I’ve let my nesting instincts out of their cage and have been working my tail off (with my sister and Mike’s help) to clear out the second bedroom (formerly Mike’s office/our TV room) so we can turn it into the nursery. By the end of last weekend I wanted to crawl into bed and cry myself to sleep, I felt so overwhelmed. It seems like the more work I do, the more I discover still has to be done. I’ve already taken three carloads of crap to Goodwill and there’s still more stuff to go through. (WE’RE I’M A HOARDER.) We moved the TV, the dog crate, and the snake’s tank into the living room, and Mike’s desk and computer into our bedroom. In one weekend our apartment went from spacious to teeny tiny. I can’t move in any room now without banging my knee on an awkwardly placed piece of furniture.

Whine, whine, whine, I know. Poor me, with two bedrooms and two bathrooms and all the comforts of modern living, blessed with a healthy pregnancy and a loving husband. Play that tiny violin a little louder, please.

But I’m not done yet.

Getting dressed every day is like waging a small battle with myself. I’ve gained 24 pounds so far and I waffle between loving my pregnant body and wanting to die a slow death because I feel like an obese hippo. Nearly all the office-appropriate maternity clothes I borrowed from girlfriends are too small in the thigh and rear, my underpants are too small, dresses that were cute two months ago look like tents now, and nothing is comfortable. There are tears nearly every morning and Michael, bless his heart, has to talk me off a ledge. A couple of days ago he insisted that I go out and buy a few more things to get me through the next three months because “crying in front of the closet every day isn’t productive”. I hated the idea of buying clothes this late in my pregnancy, but I did, and I’m so glad I did. It’s helped. I bought size large non-maternity leggings, tunic-length camis, and a few flowy, wonderfully cozy sweaters. All clothes that are soft and stretchy, oh-so-comfy, and will hopefully still look cute post-partum when I’m hiding my I-just-had-a-baby-so-I-still-look-pregnant belly.

As much as I love being pregnant (and I really, really, really love it), I do not feel beautiful or sexy or feminine. I just feel huge.

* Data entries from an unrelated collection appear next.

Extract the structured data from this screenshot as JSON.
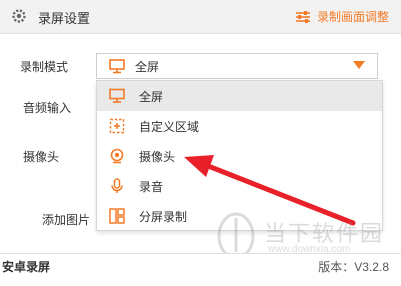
{
  "header": {
    "title": "录屏设置",
    "right_link": "录制画面调整"
  },
  "rows": {
    "mode_label": "录制模式",
    "audio_label": "音频输入",
    "camera_label": "摄像头",
    "add_image_label": "添加图片"
  },
  "select": {
    "value": "全屏"
  },
  "menu": {
    "items": [
      {
        "label": "全屏",
        "icon": "monitor-icon"
      },
      {
        "label": "自定义区域",
        "icon": "region-select-icon"
      },
      {
        "label": "摄像头",
        "icon": "webcam-icon"
      },
      {
        "label": "录音",
        "icon": "microphone-icon"
      },
      {
        "label": "分屏录制",
        "icon": "split-screen-icon"
      }
    ],
    "selected_index": 0
  },
  "footer": {
    "app_name": "安卓录屏",
    "version": "版本：V3.2.8"
  },
  "watermark": {
    "text": "当下软件园",
    "sub": "www.downxia.com"
  },
  "colors": {
    "accent": "#f37a27",
    "arrow": "#e8202a",
    "selected_bg": "#e9e9e9"
  }
}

I can’t stand looking at myself naked. Which is probably why people asking if I’m pregnant or just getting fat especially stings. I’m really struggling with this because I want to raise my daughter to love, respect, and appreciate her body – not to hate it and abuse it the way I’ve spent most of my life hating and abusing mine. I want to somehow shield her from society’s expectations of being “skinny” and all the bullshit that goes with it. And I know that it starts with me – that I’m her first example of how a woman should feel about and treat her body. So I’m really trying to love my 150 pound body and appreciate it for the miracle it’s creating, instead of getting angry and saying mean things to it every morning while I try to squeeze into too-small maternity pants. I’m also cutting out ice cream and making an effort to exercise for at least 30 minutes every day (per my midwife’s gentle urging).

All that said, I adore not having to suck in my stomach constantly (I was a chronic sucker-inner pre-pregnancy) and being able to eat a big meal and not worry that I look pregnant afterwards because I AM pregnant is freaking terrific. See? UPSIDES TO EVERYTHING.

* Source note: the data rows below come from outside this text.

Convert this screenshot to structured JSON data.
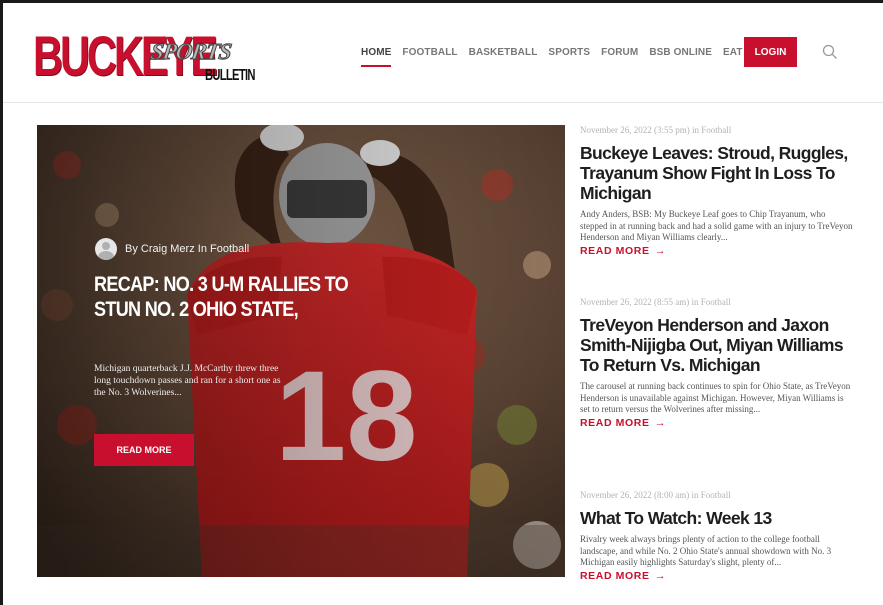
{
  "brand": {
    "logo_main": "BUCKEYE",
    "logo_sports": "SPORTS",
    "logo_bulletin": "BULLETIN",
    "accent_color": "#c8102e"
  },
  "nav": {
    "items": [
      {
        "label": "HOME",
        "active": true
      },
      {
        "label": "FOOTBALL",
        "active": false
      },
      {
        "label": "BASKETBALL",
        "active": false
      },
      {
        "label": "SPORTS",
        "active": false
      },
      {
        "label": "FORUM",
        "active": false
      },
      {
        "label": "BSB ONLINE",
        "active": false
      },
      {
        "label": "EAT & STAY",
        "active": false
      }
    ],
    "login_label": "LOGIN",
    "search_icon": "search-icon"
  },
  "hero": {
    "author_prefix": "By",
    "author": "Craig Merz",
    "category_prefix": "In",
    "category": "Football",
    "title": "RECAP: NO. 3 U-M RALLIES TO STUN NO. 2 OHIO STATE,",
    "excerpt": "Michigan quarterback J.J. McCarthy threw three long touchdown passes and ran for a short one as the No. 3 Wolverines...",
    "read_more": "READ MORE",
    "jersey_number": "18"
  },
  "articles": [
    {
      "meta": "November 26, 2022 (3:55 pm) in Football",
      "title": "Buckeye Leaves: Stroud, Ruggles, Trayanum Show Fight In Loss To Michigan",
      "excerpt": "Andy Anders, BSB: My Buckeye Leaf goes to Chip Trayanum, who stepped in at running back and had a solid game with an injury to TreVeyon Henderson and Miyan Williams clearly...",
      "read_more": "READ MORE"
    },
    {
      "meta": "November 26, 2022 (8:55 am) in Football",
      "title": "TreVeyon Henderson and Jaxon Smith-Nijigba Out, Miyan Williams To Return Vs. Michigan",
      "excerpt": "The carousel at running back continues to spin for Ohio State, as TreVeyon Henderson is unavailable against Michigan. However, Miyan Williams is set to return versus the Wolverines after missing...",
      "read_more": "READ MORE"
    },
    {
      "meta": "November 26, 2022 (8:00 am) in Football",
      "title": "What To Watch: Week 13",
      "excerpt": "Rivalry week always brings plenty of action to the college football landscape, and while No. 2 Ohio State's annual showdown with No. 3 Michigan easily highlights Saturday's slight, plenty of...",
      "read_more": "READ MORE"
    }
  ]
}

Also, Hi. I’m pregnant. And the hardest part is feeling fat. So, I’m done complaining and I will go back to being blissfully happy and excited and stupid-crazy-in love with the acrobatic water monkey who keeps making my belly button pop out whenever she wants to stretch her legs. Because honestly? I’d take a fat ass for a healthy baby any day.